╭──
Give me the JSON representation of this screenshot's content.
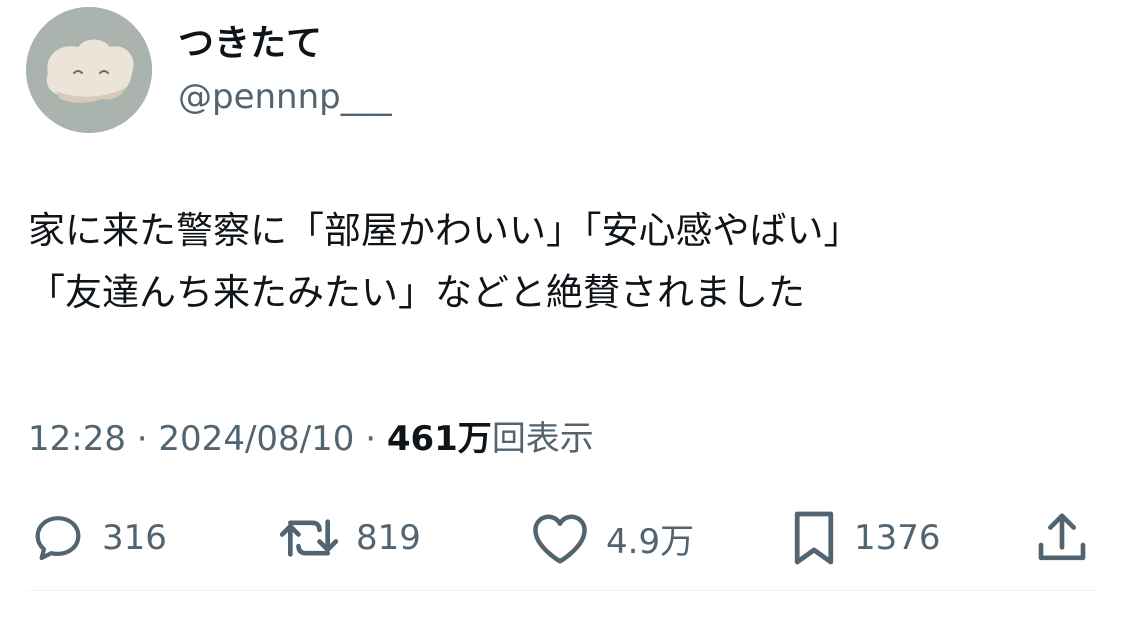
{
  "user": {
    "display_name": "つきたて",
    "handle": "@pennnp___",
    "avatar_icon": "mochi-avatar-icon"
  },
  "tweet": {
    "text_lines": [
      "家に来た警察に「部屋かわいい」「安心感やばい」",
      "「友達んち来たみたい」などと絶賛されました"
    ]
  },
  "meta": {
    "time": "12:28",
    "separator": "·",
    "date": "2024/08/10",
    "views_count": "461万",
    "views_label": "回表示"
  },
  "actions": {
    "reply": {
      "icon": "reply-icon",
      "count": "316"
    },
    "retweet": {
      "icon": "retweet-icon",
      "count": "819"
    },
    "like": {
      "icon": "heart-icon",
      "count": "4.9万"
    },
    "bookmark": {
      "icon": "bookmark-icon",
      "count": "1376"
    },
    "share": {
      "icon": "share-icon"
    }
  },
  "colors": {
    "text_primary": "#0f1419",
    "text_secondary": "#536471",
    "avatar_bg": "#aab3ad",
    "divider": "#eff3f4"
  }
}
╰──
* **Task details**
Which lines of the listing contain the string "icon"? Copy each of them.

* **Answer to this problem**
    "avatar_icon": "mochi-avatar-icon"
      "icon": "reply-icon",
      "icon": "retweet-icon",
      "icon": "heart-icon",
      "icon": "bookmark-icon",
      "icon": "share-icon"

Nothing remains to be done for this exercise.